Habitat: from the waters near Ambon Island and Bali, Indonesia
Status: Not Evaluated
This totally radical *said in surfer dude voice* creature is the Psychedelic Frogfish (Histiophryne psychedelica). It was first described in 2009 by Ted Pietsch, Rachel Arnold, and David J. Hall in the scientific journal Copeia, where they described it as having “a remarkable pigment pattern of white swirling stripes”, hence their use of the term psychedelic. One of the strange features of the Psychedelic Frogfish is that it doesn’t have scales. In fact, all members of the order Lophiiformes have flabby, fleshy skin which is sometimes covered in a protective mucous. Ew.
The pattern of stripes on the Psychedelic Frogfish acts much like zebra stripes or the spots on humpback whale tails in that it is unique to that particular frogfish. Scientists can identify the frogfish, therefore, by its unique fingerprint-like pattern.

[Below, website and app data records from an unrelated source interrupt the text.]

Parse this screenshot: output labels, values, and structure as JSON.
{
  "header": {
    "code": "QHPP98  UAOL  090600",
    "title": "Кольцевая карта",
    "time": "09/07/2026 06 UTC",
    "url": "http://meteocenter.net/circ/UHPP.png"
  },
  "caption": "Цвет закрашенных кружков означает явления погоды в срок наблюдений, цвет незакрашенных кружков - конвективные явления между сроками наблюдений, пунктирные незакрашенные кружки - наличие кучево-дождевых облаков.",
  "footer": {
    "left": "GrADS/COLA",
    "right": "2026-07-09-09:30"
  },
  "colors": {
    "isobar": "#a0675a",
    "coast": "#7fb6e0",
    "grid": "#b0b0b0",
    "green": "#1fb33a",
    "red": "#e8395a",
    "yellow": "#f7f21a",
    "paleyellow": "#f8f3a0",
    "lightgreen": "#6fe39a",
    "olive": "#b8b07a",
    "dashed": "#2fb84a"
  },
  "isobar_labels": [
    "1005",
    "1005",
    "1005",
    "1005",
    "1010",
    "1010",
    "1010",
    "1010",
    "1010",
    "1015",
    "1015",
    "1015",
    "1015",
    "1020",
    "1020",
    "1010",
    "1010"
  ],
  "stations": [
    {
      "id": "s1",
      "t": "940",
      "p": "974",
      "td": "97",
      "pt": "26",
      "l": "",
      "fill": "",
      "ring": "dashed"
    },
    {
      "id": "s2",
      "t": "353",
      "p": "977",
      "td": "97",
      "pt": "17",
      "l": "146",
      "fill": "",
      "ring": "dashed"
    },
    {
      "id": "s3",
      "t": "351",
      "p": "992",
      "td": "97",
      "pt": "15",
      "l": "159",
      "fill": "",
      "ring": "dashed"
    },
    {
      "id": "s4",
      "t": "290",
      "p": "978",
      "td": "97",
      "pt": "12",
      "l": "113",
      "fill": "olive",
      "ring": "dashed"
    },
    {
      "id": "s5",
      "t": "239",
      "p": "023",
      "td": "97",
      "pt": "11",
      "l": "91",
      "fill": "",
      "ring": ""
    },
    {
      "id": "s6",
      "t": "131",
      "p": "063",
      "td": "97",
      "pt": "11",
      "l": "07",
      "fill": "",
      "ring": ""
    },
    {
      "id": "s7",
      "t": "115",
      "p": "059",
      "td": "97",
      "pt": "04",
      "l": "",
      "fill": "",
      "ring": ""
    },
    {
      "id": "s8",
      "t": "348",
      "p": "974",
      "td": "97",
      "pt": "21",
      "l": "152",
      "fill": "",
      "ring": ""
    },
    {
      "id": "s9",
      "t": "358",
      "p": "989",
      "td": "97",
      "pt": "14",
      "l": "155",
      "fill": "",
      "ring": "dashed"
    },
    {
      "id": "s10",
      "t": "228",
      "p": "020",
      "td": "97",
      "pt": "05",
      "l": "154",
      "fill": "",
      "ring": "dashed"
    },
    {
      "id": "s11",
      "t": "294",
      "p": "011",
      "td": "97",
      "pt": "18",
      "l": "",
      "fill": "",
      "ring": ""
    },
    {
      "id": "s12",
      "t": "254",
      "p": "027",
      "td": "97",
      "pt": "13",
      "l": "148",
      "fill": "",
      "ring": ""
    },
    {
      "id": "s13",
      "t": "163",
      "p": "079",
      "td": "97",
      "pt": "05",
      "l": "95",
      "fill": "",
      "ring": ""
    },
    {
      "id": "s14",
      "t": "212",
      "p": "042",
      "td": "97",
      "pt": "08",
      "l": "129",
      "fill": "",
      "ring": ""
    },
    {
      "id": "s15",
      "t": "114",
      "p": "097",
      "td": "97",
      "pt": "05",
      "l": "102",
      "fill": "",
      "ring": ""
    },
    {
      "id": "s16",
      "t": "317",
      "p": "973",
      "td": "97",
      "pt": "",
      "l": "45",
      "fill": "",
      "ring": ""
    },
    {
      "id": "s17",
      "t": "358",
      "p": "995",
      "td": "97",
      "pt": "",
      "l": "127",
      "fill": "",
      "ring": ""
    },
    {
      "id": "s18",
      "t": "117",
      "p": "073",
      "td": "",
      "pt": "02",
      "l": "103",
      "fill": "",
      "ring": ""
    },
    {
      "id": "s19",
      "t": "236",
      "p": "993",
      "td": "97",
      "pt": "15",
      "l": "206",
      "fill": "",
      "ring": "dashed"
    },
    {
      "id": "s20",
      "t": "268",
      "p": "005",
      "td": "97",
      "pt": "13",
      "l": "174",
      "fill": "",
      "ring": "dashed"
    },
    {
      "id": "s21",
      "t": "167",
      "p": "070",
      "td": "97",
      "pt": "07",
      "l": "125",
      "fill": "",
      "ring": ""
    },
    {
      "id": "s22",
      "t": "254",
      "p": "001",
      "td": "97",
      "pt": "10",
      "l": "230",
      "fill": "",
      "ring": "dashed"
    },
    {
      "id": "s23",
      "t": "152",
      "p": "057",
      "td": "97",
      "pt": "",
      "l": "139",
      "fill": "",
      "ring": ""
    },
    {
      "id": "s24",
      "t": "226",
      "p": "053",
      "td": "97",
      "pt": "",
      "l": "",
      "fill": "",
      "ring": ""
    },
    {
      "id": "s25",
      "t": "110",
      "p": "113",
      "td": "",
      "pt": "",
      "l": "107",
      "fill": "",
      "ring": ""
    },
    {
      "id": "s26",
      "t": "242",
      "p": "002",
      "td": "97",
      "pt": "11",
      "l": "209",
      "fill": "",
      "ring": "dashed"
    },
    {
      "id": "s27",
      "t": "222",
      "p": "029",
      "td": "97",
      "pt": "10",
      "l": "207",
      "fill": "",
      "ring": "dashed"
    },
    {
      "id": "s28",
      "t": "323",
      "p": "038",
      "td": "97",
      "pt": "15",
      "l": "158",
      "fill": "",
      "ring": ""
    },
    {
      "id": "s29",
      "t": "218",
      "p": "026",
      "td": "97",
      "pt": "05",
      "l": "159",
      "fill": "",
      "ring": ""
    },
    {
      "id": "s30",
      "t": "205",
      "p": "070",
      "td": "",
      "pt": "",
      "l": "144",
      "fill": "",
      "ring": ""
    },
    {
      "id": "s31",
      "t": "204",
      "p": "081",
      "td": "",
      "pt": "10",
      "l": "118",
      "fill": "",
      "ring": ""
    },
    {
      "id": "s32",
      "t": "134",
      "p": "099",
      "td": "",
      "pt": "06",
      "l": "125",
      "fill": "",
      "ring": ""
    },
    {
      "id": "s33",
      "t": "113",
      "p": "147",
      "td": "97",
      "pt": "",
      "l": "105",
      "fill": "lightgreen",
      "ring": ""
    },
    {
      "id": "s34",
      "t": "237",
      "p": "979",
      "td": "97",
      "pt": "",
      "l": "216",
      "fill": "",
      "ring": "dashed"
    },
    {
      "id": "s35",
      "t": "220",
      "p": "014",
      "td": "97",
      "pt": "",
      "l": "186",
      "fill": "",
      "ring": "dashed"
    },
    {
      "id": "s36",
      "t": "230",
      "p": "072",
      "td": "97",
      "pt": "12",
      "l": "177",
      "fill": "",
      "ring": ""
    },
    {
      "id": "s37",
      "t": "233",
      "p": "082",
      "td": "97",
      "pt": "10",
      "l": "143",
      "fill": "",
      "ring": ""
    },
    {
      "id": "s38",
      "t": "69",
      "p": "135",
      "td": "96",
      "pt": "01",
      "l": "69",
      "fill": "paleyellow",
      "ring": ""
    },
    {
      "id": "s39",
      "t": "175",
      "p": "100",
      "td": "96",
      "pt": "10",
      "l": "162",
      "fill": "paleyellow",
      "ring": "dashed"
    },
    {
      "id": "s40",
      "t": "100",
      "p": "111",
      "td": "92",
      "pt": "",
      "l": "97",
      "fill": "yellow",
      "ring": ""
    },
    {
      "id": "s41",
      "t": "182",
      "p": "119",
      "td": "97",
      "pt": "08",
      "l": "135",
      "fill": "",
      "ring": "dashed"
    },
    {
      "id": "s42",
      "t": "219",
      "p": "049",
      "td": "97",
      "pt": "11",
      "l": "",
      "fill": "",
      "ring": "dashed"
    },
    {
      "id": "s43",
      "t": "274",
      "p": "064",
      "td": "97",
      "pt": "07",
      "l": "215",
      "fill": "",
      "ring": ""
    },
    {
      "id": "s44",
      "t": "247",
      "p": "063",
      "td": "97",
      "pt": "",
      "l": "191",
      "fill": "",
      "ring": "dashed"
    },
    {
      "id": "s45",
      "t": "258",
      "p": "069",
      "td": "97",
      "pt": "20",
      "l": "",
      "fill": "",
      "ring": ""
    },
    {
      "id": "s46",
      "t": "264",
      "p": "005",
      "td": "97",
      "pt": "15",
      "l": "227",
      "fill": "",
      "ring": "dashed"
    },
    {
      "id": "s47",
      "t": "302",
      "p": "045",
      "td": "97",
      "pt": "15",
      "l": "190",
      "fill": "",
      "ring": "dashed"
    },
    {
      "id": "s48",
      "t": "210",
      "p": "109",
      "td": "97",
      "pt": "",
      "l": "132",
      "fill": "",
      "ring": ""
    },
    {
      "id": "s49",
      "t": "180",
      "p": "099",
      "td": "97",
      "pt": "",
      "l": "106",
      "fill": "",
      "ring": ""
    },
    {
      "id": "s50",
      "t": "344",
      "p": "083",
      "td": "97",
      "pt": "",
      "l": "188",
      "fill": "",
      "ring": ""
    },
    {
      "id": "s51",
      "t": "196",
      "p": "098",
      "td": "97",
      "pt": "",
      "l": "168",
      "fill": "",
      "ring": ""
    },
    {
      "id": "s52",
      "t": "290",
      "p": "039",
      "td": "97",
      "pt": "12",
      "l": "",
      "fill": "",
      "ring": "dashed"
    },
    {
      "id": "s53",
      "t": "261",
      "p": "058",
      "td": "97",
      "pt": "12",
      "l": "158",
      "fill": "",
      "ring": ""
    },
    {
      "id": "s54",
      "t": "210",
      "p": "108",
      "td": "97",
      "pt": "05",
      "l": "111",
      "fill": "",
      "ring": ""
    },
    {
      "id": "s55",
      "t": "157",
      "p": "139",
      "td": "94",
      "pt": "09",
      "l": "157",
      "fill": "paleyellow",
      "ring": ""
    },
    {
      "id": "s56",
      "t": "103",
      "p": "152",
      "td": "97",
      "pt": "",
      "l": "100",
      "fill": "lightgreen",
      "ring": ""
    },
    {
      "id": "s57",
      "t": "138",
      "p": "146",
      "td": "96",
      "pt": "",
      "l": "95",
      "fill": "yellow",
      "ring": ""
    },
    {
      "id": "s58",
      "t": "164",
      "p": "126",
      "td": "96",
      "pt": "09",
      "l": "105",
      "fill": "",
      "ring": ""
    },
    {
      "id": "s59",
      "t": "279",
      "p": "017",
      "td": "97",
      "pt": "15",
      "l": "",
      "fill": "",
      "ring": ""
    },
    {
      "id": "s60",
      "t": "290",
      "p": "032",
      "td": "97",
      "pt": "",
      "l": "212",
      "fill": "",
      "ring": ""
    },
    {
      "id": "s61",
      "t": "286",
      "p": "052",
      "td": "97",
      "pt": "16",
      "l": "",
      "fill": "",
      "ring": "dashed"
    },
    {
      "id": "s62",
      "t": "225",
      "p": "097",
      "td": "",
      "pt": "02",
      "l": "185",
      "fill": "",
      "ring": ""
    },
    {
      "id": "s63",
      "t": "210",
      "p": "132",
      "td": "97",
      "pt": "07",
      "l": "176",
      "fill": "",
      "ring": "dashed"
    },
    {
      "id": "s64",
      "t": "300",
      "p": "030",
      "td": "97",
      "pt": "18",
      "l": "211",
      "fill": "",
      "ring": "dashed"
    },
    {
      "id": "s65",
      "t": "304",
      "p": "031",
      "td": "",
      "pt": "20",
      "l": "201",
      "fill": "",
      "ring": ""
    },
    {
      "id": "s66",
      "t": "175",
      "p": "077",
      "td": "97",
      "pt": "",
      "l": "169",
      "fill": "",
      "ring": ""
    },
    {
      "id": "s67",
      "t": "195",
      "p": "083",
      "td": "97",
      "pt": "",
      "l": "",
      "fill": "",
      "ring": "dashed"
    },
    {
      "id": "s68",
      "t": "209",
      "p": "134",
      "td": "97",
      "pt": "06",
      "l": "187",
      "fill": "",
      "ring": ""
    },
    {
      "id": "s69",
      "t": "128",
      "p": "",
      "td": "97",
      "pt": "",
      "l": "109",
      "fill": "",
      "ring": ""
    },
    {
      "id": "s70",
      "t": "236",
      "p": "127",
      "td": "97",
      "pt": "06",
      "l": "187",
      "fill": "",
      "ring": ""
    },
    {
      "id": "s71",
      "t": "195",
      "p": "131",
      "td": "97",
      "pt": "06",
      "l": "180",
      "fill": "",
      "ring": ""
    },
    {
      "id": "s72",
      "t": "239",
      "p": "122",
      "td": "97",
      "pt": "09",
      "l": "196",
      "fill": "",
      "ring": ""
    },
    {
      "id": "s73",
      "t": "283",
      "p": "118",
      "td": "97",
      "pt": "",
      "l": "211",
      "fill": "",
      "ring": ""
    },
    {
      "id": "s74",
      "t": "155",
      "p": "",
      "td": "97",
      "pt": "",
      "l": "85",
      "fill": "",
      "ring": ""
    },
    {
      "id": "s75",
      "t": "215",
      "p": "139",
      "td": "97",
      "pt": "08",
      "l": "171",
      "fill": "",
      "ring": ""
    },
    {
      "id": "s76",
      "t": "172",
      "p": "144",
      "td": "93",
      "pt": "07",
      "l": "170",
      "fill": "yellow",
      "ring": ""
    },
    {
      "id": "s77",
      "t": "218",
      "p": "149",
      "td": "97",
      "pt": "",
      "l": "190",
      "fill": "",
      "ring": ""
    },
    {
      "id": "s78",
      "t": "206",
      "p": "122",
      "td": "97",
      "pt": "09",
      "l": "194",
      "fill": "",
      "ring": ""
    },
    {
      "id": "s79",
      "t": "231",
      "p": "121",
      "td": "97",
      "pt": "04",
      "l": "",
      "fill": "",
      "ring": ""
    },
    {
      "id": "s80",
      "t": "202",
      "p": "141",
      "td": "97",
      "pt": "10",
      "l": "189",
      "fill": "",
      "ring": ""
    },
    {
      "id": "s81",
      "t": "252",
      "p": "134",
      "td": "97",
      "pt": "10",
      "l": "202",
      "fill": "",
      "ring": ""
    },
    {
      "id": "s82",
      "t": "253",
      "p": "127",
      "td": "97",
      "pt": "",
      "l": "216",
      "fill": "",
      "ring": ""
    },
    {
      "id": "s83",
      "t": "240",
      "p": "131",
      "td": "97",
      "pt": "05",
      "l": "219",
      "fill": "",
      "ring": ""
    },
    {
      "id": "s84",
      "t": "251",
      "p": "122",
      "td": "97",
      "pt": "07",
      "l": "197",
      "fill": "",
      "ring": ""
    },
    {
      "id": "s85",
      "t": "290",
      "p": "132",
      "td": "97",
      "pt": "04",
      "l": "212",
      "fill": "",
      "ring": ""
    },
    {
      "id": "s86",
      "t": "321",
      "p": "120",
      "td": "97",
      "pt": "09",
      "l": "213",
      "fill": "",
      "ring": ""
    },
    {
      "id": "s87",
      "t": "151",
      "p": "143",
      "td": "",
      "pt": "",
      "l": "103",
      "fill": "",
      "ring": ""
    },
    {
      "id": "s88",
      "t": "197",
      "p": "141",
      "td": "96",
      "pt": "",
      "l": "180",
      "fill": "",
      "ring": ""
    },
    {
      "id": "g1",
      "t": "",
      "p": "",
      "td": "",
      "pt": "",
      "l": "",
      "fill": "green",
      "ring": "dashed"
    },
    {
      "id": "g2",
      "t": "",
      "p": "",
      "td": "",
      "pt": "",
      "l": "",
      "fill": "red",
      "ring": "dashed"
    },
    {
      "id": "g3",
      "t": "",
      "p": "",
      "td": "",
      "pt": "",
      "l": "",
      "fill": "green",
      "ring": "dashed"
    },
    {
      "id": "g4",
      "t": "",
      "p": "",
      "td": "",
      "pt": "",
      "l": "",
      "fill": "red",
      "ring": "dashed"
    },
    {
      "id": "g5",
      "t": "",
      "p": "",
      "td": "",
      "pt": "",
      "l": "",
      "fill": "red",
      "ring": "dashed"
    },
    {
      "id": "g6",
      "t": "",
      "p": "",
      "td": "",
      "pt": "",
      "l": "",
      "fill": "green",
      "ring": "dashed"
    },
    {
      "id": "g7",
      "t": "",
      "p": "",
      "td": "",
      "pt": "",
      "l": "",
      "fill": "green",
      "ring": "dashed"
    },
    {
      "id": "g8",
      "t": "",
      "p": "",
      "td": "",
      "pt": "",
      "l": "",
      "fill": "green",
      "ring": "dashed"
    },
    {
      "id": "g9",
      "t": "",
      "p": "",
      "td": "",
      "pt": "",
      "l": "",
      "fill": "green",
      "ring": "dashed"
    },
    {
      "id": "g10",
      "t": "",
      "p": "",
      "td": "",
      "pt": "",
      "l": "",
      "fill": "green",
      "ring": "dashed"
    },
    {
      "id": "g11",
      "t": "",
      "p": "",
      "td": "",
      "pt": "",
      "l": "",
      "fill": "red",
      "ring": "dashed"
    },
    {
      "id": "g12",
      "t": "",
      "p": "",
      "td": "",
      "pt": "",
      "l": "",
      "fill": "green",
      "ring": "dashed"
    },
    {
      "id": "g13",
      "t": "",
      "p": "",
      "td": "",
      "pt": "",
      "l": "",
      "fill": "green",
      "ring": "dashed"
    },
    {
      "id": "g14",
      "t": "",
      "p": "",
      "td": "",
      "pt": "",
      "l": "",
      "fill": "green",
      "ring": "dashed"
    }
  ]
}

One of my favorite things about this fish is its form of locomotion. Normally the frogfish uses its hand-like fins to walk along the bottom of the ocean. However, in some cases it will use its fins to push off from the ocean floor while at the same time shooting water through its gills to propel itself forward via jet propulsion. The reason why this is so cool is that when doing so, the fish takes on a ball shape, making it look like a trippy beach ball floating through the water. Gnarly!